Love the water pics. And you had every reason to whine with so much going on and so many people to please. Congrats on getting those Burning Man tickets. Can’t wait to see the creativity again.
I suspect lots of my long time followers are ready to see some new photos, Rusha. 🙂 I’m eager… –Curt
Yes!! So glad to hear you got your tickets without the agony of technical difficulties of last year. Was it last year?
You had me giggling again with this one. I was trying to picture the Israelites in the desert with a thousand shiny packs of Ham Cheddarton. I usually get funnier when I’m feeling pleased about life, and I’m hoping that your humor is reflecting your own personal joy. 2017 is going to be GOOD, alternative facts or not.
Glad to provide a chuckle, Crystal. I can usually see humor in most situations, although it may take a few months/years for it to be apparent. (giggle) I have yet to find any humor about Washington and alternative facts. But other things, yes. It should be a good year. Thanks.
Laugh so we don’t cry?
I somehow seemed to have missed (or forgotten) Jo Ann’s confession.
I think I would have enjoyed this trek. Except for the lack of water.

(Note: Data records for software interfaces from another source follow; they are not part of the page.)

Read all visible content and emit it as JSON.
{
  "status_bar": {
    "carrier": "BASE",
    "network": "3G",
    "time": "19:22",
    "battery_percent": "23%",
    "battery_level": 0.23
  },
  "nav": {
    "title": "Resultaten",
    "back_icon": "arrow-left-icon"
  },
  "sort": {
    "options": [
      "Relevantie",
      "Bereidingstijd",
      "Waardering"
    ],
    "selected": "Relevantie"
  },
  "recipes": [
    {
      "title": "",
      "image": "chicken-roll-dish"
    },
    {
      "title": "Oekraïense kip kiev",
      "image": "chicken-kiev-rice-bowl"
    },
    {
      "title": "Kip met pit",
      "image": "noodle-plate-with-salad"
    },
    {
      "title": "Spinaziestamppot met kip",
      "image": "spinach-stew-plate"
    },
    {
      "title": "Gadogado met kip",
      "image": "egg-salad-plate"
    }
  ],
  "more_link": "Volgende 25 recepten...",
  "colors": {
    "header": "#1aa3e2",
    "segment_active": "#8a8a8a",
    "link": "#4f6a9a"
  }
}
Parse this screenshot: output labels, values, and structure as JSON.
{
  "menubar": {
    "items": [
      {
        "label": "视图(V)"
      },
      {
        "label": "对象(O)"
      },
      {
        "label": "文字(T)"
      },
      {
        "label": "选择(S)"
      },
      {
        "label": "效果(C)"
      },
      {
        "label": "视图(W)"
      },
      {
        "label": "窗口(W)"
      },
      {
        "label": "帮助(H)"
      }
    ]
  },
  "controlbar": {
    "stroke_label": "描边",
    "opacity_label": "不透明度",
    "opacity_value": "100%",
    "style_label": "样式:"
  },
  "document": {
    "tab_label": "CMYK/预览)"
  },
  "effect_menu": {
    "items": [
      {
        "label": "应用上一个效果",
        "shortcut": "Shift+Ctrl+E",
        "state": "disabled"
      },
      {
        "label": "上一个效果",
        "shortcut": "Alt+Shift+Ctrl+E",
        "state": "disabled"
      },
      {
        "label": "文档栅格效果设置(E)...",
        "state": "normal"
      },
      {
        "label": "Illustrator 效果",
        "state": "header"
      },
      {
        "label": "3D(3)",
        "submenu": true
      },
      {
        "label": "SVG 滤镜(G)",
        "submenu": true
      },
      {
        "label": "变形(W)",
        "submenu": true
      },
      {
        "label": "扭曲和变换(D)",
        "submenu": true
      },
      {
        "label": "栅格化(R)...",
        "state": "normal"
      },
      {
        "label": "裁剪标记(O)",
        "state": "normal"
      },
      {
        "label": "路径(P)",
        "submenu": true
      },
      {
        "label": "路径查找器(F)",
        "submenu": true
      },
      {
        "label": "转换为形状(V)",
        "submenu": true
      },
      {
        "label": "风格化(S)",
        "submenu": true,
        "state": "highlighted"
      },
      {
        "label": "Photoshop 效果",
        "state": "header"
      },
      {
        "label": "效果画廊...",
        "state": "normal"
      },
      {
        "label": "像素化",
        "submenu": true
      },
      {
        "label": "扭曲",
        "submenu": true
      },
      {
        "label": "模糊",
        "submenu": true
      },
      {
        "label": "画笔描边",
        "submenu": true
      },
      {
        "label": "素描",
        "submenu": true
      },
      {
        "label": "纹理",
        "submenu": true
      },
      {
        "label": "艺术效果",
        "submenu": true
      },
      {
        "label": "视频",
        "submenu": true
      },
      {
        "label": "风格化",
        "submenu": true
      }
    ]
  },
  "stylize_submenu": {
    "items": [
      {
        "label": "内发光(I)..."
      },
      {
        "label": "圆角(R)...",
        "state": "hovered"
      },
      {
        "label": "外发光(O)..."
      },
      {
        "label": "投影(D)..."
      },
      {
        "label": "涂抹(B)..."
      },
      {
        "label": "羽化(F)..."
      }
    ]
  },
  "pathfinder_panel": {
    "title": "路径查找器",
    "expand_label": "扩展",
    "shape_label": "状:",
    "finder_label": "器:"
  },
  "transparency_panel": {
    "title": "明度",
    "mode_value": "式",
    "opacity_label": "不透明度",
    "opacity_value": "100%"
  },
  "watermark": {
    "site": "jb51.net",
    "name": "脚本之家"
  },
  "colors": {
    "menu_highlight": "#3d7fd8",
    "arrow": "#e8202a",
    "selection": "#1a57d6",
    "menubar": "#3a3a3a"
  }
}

Tee hee.
I think you would have been a natural for the Trek, Alison. 🙂 As for Jo, it was one of those tough times, when we had drifted apart some… my fault as well as hers. But the timing was terrible. –Curt